Surface warming of the Great Lakes varies significantly, a team of researchers from the University of Michigan, NOAA's Great Lakes Environmental Research Laboratory (GLERL), and other organizations found.

The recent US study was published in the journal Climactic Change and concluded that warming of the Great Lakes is not happening evenly in all regions of the lakes. Knowledge of temperature change in various regions has implications for long term management of ecosystems affected by the rising temperatures.

Warmer water temperatures result from increased temperature of the surrounding air as well as lesser ice cover. The research team analyzed decades worth of seasonal ice cover duration and lake summer surface water temperatures, then compared their findings to reported lake and basin wide trends.

Analysis of lakes as a whole hides important data related to variation in smaller areas and timeframes the research team states in their Abstract. Northern and eastern sections of the Great Lakes have experienced faster rates of warming.

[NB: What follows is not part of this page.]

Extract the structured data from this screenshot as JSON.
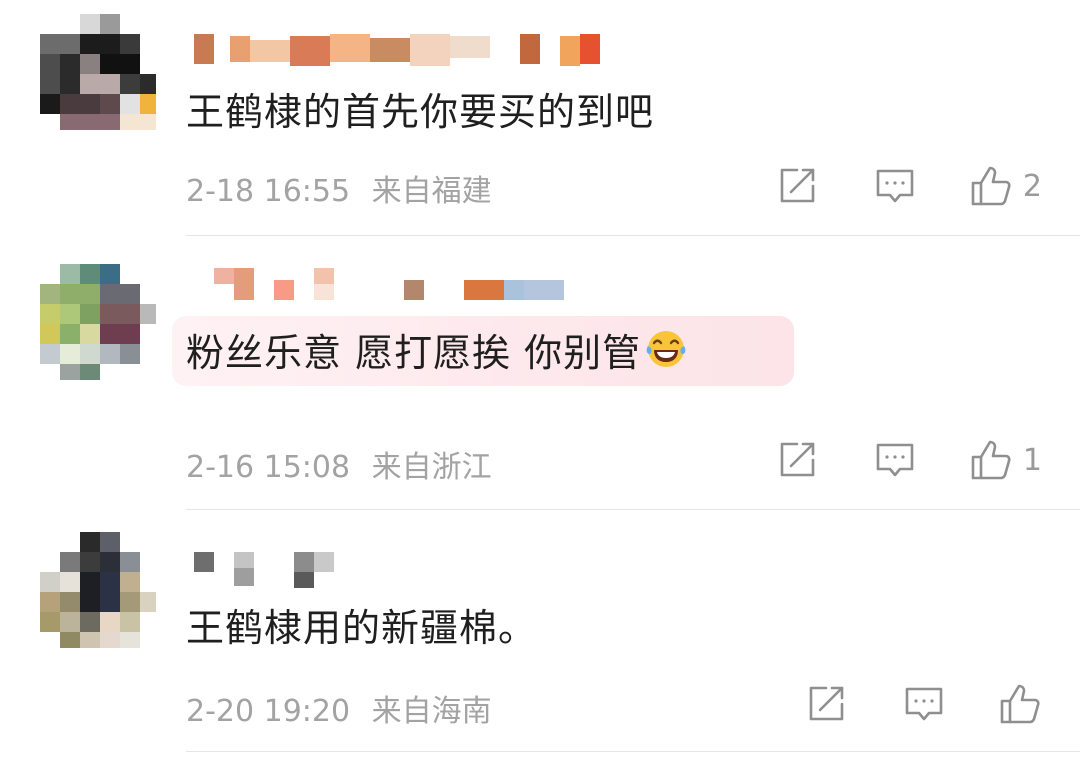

This data allows for more accurate modeling and better planning for ecosystem protection, which also influence policy making. The effectiveness of policies relies on complete and detailed information.

Concerns about Great Lake temperatures that are several degrees above average this summer were published previously. Fisherman observed that some fish populations are moving to deeper water where the temperatures are cooler.

In addition to worries about warmer temperatures and ecosystems, the rising temperature of the Great Lakes may have an effect on the amount of snowfall surrounding regions experience this coming winter. Upstate New York is already predicting higher than average snow fall based on the increased lake temperature.

Effects of climate change continue to be measured and reported. With enough data, systems can be put into place that mitigate the amount of damage done to ecosystem population and biodiversity.